from The Century Dictionary and Cyclopedia

  • An abbreviation [l. c] in a ship's log-book, of ugly threatening weather; [l. c] of uncle; of Unionist.
  • An abbreviation of underproof, as applied to alcoholic liquors.
  • The twenty-first character and fifth vowel-sign in the English alphabet.
  • As a symbol: The chemical symbol of uranium.
  • In quaternions, an operational sign which, prefixed to the symbol of a quaternion, denotes the versor of that quaternion.
  • In the theory of heat, a symbol used to denote the energy, or the sum of the increment of heat and the heat consumed.
  • [lowercase] In the calculus, the symbol of a function.
  • [lowercase] In hydrodynamics, used with v and w to denote the rectangular components of the velocity.
  • n. An abbreviation of United Brethren; of United Brethren in Christ.
  • n. An abbreviation of University College; of Upper Canada; of the Latin urbis conditæ, from the founding of the city, moaning from the first year of Rome.
  • n. An abbreviation of Uncle Sam
  • n. of United Service
  • n. [lowercase or cap.] of the Latin ut supra, as above.
  • n. An abbreviation of Italian una corda, on one string.
  • n. An abbreviation of United Kingdom (of Great Britain and Ireland).
  • n. An abbreviation of United Presbyterian.
  • n. An abbreviation of United States (of America).

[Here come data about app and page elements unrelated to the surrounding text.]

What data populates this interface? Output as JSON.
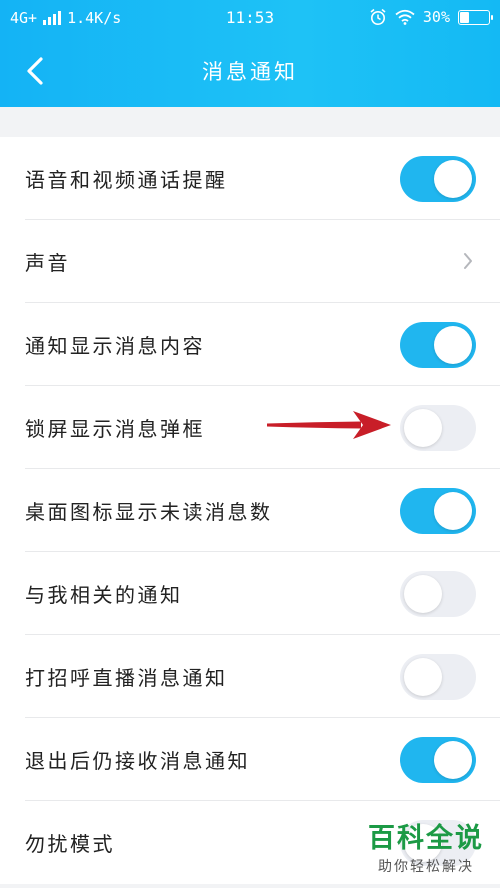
{
  "status_bar": {
    "network": "4G+",
    "speed": "1.4K/s",
    "time": "11:53",
    "battery": "30%",
    "battery_level": 0.3
  },
  "header": {
    "title": "消息通知",
    "back_icon": "chevron-left-icon",
    "color": "#1ab8f5"
  },
  "settings": [
    {
      "label": "语音和视频通话提醒",
      "control": "toggle",
      "on": true
    },
    {
      "label": "声音",
      "control": "chevron"
    },
    {
      "label": "通知显示消息内容",
      "control": "toggle",
      "on": true
    },
    {
      "label": "锁屏显示消息弹框",
      "control": "toggle",
      "on": false
    },
    {
      "label": "桌面图标显示未读消息数",
      "control": "toggle",
      "on": true
    },
    {
      "label": "与我相关的通知",
      "control": "toggle",
      "on": false
    },
    {
      "label": "打招呼直播消息通知",
      "control": "toggle",
      "on": false
    },
    {
      "label": "退出后仍接收消息通知",
      "control": "toggle",
      "on": true
    },
    {
      "label": "勿扰模式",
      "control": "toggle",
      "on": false
    }
  ],
  "accent_color": "#20b6ef",
  "annotation": {
    "icon": "red-arrow-icon",
    "color": "#c81e28"
  },
  "watermark": {
    "main": "百科全说",
    "sub": "助你轻松解决"
  }
}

from WordNet 3.0 Copyright 2006 by Princeton University. All rights reserved.

  • adj. (chiefly British) of or appropriate to the upper classes especially in language use
  • n. a base containing nitrogen that is found in RNA (but not in DNA) and derived from pyrimidine; pairs with adenine
  • n. a heavy toxic silvery-white radioactive metallic element; occurs in many isotopes; used for nuclear fuels and nuclear weapons
  • n. the 21st letter of the Roman alphabet


from Wiktionary, Creative Commons Attribution/Share-Alike License

Minuscule variation of U, a modern variation of classical Latin V, from seventh century Old Latin adoption of Old Italic letter 𐌖 (V).



Log in or sign up to get involved in the conversation. It's quick and easy.

  • short for you.

    April 27, 2009

  • "U" is used as a substitute for "you" in text messages and internet chat. It will be interesting to see if it moves into everyday writing. "If U can read this, thank ur your teacher."

    April 14, 2009

  • U. Chemical element symbol for Uranium.

    December 1, 2007